Esterlín and my son McKinley:
Anna Maria and my daughter Samantha:
We attend a wedding with the children, and enjoy a celebratory dinner and awkward communication. I resort to old parent tricks of rock paper scissors and a game where everyone puts their hands on a pile and the bottom one moves to the top. It is unclear what Anna Maria thinks of us and at one point she leaves us. We look around for her and she returns holding a friend’s hand and instructs her friend to give each of us a hug. She then brings her friend back and returns with another. She repeats the process until we had hugged about a dozen little girls.
We return the next day and all of us are more comfortable with each other. The boys bring my son and me to their baseball field for a sandlot game. My 45 year-old shoulder no longer is capable of a throw from third to first. After a couple of hours we transfer to the soccer field and I learn I stink at soccer and am out of shape.
I must admit that the motivation for sponsoring these kids is not entirely charitable. When I was a child my mother bought The World Atlas of Golf as a coffee table book. The name Cajuiles struck me as magic. The idea of seven holes jutting out into the ocean seemed beyond comprehension.

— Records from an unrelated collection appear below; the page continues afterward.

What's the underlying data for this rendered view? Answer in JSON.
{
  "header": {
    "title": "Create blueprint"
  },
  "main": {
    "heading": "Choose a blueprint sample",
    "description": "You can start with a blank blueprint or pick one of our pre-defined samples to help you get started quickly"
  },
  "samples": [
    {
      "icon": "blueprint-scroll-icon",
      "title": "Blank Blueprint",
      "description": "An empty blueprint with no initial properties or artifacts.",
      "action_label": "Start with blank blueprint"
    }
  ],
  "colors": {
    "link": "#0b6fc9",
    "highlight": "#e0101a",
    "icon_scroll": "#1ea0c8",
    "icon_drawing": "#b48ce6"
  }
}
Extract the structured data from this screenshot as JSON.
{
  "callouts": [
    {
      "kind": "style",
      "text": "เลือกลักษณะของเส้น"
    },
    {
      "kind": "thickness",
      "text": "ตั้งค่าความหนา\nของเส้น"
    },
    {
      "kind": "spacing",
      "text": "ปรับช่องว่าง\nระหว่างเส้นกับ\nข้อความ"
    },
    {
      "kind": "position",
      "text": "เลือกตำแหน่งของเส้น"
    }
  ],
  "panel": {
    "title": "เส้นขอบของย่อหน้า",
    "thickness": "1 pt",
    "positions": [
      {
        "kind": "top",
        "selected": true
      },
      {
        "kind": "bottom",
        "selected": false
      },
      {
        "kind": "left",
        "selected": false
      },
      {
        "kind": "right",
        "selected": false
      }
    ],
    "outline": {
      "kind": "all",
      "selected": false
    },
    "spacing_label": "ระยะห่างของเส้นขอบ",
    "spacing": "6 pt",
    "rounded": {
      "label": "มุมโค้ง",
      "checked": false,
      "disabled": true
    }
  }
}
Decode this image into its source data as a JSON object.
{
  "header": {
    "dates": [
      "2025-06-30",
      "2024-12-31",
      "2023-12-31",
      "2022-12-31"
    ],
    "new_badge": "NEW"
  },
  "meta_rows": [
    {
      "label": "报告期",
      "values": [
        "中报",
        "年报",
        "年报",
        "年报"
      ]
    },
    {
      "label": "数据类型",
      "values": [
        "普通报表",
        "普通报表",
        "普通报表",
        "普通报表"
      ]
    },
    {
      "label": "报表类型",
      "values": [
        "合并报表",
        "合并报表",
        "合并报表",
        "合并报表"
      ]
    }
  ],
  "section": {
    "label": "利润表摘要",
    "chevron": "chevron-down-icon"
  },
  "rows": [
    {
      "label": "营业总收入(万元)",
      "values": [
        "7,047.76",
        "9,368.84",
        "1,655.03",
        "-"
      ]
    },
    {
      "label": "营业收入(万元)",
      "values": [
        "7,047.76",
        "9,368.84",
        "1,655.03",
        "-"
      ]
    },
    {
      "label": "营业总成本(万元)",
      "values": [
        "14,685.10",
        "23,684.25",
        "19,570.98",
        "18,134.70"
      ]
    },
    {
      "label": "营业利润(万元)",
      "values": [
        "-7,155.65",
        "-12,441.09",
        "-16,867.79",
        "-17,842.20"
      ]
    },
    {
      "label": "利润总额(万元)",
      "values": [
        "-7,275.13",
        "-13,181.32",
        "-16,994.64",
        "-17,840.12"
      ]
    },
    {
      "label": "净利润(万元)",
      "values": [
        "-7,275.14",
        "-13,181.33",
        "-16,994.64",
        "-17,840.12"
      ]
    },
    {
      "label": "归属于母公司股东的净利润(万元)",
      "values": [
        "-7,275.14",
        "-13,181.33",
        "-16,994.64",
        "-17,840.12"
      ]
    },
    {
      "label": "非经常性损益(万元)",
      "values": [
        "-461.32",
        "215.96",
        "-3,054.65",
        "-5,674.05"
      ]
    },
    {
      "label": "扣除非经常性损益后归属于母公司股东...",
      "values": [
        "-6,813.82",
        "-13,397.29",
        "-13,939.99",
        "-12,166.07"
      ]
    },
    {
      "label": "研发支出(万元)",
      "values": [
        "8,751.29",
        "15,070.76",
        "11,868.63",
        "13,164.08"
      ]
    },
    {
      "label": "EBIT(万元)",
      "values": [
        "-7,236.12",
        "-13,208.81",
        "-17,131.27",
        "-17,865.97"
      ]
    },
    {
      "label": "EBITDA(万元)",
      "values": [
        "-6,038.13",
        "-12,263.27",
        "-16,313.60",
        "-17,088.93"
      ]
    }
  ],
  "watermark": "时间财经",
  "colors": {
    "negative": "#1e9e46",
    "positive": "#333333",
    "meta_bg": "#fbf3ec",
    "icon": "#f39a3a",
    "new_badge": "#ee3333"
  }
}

Ever since that time, I dreamed of playing the Teeth of the Dog and recognized that the Casa de Campo resort was not far from the NPH home.
Bryan Izatt Profile: http://www.golfclubatlas.com/in-my-opinion/bryan-izatt-review-of-teeth-of-the-dog-casa-de-campo/
Mike Hamilton Photo Tour http://www.golfclubatlas.com/forum/index.php/topic,47533.0.html
The Teeth of the Dog design takes a simple concept – greens jutting out into the ocean – and varies the concept such one does not notice repetition. The fifth hole involves a short iron to a small green with the wind behind and from the left. The seventh required a hybrid to a comparatively larger green with sufficient slope such that a bailout right leaves a difficult two putt. The 17th is more intimidating – requiring a midiron into the wind to a green angled left to right. Sprinkled among those holes are a variety of par fours ranging from short to long and with a variety of green complexes that avoid repetition.
The inland holes feature sound strategic designs that will be familiar to those that have played Pete Dye’s best courses. The par fives are particularly good as they range in distance from easily reachable to a tabletop green perched high above grade to a long par five uphill to a green benched in a hillside.
I played with a couple from New York that had a very enjoyable approach to golf. After a bad shot or two, they picked up. Neither was a strong player but both were a pleasure to spend time with. My caddie was of the highest quality and has a son who is a baseball player and is a former shortstop himself. He easily handled my errant ball tosses on the greens.
One drawback to a famed resort course is the fact that a large number of very poor golfers need to get around the course. No doubt due to this practical consideration, large waste areas were maintained without edging and with a small amount of sand such that an errant shot generally skipped through. The greens were also heavily watered so that any iron shot landing on the green was sure to stop. I suspect the course would be much more interesting with different maintenance practices.
Teeth of the Dog at Casa de Campo is my February course of the month. Our family has a general rule that we never travel to the same destination twice. That rule will be broken in this instance. I look forward to returning again soon to see Esterlín, Anna Maria, winter baseball and feeling the warm breezes off the Caribbean Sea. I hope the kid in the batting cage gets the loop out of his swing. I am more optimistic about Esterlín and Anna Maria’s prospects.
If you are interested in supporting children such as Esterlín and Anna Maria, follow this link: http://www.friendsoftheorphans.org/s/769/start.aspx
You will find the experience worthwhile regardless of whether you visit Casa de Campo: